The mystery and wonder of God is that God wants to be loved by us as much as God loves us.  On the good days, we may take for granted the goodness of God’s provision in our lives.  On the days when we feel like we are not in control of our lives, we can recall that God has taken away the distance that once separated us from God, not with God’s great strength, but with God’s willingness to become a child laying in a manger.

Responsible Teaching about Sex

An edited versions of this post appeared in the February 19 edition of the Knoxville News-Sentinel.

We should be able to reasonably expect our public school educators to respond to the questions and concerns of parents in a timely, professional and helpful way while never compromising the central task of providing the fullest and best education possible to our children. Their job is a difficult one in a county as broad and diverse as Knox County.  Nonetheless, parents ought to always be seen as vital participants in the education process. In the same manner, parents ought to act with due appreciation for the vital task we ask our school system to accomplish each day.

There are many reasons why parents choose our public schools to provide the education of their children. Some parents do not have a choice. Public schools are the only schools financially within their reach. Some parents choose public schools because they want their children to attend the same schools that they attended. Other parents choose public schools because they understand that our nation’s strength lies in a quality education for all students and that their participation in our public schools adds to the quality and richness of that education as well as the strength of our nation.  Still other parents choose public education for their children because neither the narrow sectarianism of the church school nor the exclusivity of the private academy satisfies their understanding of what education ought to be in a democratic society.  Choosing to send ones children to public school should never be seen as an opting out or unwillingness to participate in the vitally important task of education.  School administrators ought to expect parent participation and parents ought to expect to participate.

The recent events at Hardin Valley Academy around a Planned Parenthood presentation might have been less disturbing and frustrating if more and better communication had occurred. Unfortunately, that did not happen.  The topic was a sensitive one about which parents obviously had strong feelings. The failure to adequately inform parents about their options regarding this class presentation was most unfortunate as was the administrations tardiness in responding to the parent’s legitimate inquiry.

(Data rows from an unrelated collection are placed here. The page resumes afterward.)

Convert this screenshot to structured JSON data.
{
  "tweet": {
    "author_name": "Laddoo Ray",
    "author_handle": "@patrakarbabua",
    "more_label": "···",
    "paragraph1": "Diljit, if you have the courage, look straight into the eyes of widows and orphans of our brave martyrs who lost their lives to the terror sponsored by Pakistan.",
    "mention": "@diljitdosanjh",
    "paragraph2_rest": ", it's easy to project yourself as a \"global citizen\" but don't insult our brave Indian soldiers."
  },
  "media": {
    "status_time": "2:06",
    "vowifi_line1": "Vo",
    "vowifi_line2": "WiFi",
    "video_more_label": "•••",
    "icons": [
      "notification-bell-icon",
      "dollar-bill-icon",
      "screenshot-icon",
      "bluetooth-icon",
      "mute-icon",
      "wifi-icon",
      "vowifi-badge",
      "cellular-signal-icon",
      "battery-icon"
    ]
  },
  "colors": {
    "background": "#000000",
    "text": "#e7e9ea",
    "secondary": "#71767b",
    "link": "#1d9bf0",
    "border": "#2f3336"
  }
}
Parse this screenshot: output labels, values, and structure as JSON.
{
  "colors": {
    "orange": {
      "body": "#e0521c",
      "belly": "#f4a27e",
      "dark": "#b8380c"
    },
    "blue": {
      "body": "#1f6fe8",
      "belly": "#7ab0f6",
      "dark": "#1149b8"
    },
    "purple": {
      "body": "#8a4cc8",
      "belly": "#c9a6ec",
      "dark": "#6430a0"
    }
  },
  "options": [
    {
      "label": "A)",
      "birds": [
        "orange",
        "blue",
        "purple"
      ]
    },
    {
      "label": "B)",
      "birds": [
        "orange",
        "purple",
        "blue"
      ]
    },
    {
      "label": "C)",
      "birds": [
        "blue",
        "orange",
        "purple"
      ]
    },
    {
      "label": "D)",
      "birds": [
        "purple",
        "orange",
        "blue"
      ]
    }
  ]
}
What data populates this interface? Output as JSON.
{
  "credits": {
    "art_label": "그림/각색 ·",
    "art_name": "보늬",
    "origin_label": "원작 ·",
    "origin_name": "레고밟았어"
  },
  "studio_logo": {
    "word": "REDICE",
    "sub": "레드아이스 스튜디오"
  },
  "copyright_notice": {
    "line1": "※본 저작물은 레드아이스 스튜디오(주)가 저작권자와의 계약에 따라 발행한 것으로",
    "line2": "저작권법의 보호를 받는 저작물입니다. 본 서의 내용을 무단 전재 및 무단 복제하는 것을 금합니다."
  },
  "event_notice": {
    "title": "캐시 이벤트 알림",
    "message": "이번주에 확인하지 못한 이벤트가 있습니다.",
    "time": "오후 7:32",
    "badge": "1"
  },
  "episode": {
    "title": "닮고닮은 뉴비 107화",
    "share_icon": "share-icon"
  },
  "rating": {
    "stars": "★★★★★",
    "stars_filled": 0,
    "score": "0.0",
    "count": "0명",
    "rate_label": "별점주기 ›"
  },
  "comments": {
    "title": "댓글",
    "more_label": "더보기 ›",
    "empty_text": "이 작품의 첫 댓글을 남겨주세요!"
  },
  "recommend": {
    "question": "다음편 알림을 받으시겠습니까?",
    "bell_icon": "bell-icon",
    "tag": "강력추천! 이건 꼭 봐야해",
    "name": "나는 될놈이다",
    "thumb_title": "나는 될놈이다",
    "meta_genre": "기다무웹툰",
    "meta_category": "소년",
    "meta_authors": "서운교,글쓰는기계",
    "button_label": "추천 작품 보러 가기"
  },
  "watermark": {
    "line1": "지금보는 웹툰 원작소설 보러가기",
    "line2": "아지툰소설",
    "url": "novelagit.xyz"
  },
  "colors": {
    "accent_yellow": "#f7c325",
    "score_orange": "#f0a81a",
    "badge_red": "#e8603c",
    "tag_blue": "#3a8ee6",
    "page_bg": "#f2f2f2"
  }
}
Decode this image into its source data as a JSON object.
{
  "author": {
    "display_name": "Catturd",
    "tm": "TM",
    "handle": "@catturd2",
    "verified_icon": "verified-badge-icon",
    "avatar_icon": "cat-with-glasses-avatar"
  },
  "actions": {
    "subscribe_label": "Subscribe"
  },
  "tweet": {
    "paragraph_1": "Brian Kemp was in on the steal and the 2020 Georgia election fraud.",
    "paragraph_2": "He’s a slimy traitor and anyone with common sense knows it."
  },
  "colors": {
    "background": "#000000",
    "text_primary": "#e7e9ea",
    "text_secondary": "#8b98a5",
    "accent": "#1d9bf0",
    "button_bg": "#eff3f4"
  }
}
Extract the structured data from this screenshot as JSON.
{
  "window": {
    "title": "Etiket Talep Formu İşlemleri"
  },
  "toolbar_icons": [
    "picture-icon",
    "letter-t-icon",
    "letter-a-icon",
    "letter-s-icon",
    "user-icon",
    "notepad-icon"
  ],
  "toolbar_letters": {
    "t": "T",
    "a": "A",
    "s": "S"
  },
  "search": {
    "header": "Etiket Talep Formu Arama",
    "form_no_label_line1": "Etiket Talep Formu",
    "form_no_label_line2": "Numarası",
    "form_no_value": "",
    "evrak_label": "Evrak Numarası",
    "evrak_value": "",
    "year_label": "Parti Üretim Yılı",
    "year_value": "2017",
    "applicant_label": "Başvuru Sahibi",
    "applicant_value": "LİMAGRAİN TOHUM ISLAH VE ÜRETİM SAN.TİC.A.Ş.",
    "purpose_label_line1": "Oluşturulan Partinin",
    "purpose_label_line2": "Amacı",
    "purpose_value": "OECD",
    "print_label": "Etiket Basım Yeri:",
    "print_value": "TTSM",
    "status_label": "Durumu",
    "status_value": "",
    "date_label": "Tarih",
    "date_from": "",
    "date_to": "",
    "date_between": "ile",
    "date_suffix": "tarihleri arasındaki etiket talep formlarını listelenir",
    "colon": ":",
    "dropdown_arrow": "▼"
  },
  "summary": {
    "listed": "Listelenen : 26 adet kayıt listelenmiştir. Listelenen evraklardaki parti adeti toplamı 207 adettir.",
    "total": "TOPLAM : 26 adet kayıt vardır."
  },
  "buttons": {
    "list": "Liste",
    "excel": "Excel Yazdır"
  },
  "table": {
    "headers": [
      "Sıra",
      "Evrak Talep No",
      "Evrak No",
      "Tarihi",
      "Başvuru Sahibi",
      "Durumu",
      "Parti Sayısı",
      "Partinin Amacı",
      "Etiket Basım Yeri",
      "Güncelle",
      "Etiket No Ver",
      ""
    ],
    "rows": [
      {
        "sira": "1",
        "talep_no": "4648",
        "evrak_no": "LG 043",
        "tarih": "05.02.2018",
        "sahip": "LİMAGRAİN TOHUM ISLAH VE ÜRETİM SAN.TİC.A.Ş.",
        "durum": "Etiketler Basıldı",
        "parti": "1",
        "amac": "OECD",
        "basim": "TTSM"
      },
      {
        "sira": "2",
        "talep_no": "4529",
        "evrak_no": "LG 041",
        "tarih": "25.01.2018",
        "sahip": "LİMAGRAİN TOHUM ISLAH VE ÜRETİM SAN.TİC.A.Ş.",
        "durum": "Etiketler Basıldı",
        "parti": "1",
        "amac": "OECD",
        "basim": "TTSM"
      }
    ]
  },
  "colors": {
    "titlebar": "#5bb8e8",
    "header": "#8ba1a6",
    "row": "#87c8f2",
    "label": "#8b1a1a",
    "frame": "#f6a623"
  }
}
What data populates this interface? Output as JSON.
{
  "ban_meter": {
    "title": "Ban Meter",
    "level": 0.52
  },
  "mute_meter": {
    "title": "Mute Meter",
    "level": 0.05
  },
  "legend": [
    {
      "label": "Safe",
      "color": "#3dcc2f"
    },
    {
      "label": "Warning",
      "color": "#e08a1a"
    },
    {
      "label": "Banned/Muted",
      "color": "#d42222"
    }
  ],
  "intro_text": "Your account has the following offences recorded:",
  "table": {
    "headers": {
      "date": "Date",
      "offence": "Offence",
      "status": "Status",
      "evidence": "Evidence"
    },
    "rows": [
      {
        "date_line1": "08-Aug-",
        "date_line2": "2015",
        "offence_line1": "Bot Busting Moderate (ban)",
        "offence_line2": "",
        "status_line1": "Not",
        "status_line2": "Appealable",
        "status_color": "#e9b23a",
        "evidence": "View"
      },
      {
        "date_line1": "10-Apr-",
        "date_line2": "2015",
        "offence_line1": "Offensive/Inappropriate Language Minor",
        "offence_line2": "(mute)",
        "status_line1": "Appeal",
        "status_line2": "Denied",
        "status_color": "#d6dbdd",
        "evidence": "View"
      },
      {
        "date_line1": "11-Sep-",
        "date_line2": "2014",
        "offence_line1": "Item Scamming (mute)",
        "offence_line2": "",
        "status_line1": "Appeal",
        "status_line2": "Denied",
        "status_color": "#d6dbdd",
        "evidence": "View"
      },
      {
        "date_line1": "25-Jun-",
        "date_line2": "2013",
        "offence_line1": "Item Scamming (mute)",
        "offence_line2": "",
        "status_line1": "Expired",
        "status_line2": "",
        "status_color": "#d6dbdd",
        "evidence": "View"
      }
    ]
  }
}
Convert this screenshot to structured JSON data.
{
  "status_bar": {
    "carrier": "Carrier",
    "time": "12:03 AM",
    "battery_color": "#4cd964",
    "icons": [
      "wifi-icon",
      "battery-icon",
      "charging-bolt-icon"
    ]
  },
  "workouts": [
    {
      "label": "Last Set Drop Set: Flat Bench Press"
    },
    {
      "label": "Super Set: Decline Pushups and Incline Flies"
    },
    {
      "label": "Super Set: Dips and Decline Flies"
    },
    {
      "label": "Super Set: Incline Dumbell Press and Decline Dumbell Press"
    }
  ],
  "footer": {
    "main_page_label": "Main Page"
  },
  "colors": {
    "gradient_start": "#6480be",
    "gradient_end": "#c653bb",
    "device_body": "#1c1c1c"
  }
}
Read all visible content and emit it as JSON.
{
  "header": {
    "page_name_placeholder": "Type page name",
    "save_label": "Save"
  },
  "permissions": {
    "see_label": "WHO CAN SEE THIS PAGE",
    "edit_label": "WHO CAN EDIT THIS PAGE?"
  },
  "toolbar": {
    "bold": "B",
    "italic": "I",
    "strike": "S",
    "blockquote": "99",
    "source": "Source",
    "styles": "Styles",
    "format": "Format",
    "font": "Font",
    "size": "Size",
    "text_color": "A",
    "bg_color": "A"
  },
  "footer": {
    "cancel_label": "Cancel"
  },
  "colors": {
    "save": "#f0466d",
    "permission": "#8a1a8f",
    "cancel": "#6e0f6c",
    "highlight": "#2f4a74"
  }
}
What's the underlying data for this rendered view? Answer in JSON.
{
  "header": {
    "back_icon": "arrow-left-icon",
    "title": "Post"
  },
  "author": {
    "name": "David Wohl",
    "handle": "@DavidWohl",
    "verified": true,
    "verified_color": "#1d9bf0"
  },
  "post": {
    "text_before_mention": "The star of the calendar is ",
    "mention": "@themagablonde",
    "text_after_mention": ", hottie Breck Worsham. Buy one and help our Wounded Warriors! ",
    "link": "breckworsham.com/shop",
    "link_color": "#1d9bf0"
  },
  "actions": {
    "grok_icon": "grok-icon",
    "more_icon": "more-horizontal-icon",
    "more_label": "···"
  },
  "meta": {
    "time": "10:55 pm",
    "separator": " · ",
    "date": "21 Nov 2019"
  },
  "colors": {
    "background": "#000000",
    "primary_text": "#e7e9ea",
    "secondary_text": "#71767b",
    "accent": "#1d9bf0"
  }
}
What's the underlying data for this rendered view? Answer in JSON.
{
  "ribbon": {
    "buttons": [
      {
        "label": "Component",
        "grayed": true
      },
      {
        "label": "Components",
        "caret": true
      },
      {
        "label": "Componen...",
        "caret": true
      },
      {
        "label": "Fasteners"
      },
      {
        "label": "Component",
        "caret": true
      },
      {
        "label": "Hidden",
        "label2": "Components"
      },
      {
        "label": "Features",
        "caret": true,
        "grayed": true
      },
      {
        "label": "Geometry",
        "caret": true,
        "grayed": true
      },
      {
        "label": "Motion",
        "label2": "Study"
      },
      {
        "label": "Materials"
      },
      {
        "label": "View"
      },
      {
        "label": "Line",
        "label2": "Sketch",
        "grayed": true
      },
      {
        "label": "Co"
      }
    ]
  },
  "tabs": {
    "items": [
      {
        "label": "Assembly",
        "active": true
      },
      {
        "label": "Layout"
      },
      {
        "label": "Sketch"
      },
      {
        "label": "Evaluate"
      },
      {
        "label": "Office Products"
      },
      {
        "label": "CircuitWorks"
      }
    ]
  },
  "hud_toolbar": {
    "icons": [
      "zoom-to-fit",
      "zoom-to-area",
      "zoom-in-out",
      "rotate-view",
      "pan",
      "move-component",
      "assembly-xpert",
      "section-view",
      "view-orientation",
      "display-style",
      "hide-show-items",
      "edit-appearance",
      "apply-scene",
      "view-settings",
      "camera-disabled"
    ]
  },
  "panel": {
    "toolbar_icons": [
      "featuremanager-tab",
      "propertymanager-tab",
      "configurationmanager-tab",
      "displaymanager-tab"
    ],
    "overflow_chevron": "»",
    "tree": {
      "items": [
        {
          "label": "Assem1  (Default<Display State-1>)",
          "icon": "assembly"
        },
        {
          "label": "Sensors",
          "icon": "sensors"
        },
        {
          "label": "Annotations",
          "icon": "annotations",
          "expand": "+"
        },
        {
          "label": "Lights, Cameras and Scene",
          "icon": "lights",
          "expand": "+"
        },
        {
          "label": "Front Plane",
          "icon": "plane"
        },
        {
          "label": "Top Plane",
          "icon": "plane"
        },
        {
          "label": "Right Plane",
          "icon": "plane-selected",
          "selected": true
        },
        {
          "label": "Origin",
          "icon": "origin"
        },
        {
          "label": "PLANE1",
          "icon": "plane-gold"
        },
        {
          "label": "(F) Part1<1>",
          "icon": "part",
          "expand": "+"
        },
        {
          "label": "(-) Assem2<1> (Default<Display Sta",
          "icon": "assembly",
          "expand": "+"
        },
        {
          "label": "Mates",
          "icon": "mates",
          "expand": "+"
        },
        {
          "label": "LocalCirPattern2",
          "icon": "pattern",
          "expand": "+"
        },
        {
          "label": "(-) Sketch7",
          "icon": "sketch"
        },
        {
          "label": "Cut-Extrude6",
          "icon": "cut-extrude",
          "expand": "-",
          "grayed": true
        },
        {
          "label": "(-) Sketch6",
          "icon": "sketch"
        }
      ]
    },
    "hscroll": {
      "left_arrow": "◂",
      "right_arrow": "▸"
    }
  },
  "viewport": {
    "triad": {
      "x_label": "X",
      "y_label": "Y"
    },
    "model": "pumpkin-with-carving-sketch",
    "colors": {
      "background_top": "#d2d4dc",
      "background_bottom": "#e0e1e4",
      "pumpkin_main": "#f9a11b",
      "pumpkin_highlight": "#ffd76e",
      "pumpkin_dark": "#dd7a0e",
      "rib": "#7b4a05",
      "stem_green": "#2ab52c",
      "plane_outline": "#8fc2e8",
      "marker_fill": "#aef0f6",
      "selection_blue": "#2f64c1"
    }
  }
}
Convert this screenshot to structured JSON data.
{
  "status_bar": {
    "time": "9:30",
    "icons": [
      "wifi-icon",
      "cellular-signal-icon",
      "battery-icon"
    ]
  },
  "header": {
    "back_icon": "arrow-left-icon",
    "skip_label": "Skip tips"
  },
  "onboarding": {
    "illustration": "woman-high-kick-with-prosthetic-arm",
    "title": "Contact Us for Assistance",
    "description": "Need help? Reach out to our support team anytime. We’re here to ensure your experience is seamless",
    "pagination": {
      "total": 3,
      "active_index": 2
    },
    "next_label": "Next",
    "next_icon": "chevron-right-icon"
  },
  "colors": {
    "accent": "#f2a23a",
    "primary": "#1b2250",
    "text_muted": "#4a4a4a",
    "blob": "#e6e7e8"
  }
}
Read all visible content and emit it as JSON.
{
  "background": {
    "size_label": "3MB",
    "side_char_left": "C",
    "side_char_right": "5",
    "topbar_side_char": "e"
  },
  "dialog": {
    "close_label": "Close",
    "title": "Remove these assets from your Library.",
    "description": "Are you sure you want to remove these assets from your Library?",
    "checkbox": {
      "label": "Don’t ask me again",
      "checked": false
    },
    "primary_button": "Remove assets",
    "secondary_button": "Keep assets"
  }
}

Interestingly, figures recently released by the Center for Disease Control and Prevention indicate that the birth rate among teenagers in the United States is down significantly. In fact, the birth rate among girls ages 10-14 in 2009 was lower than it had ever been since data began being collected in 1940. At the same time, the number of births among girls ages 10-14 in 2009 had not been so low since 1950.  The birth rate and the number of births among older teens also decreased appreciably.

Ignorance does not serve us well. Education does work. To be certain, most parents would prefer for their children to be in a committed marriage relationship before becoming sexually active. However, not all young people will wait until they are in such a relationship. For those who chose not to wait, real facts and accurate information are of vital importance if we are to keep teen birth rate numbers in decline.  Failing to adequately educate our children can only result in an increase in unwanted pregnancies and an increase in the number of abortions among teens.  Let’s talk more, communicate better and share information with our children in age appropriate ways so that all of our children can be adults before they start having children of their own.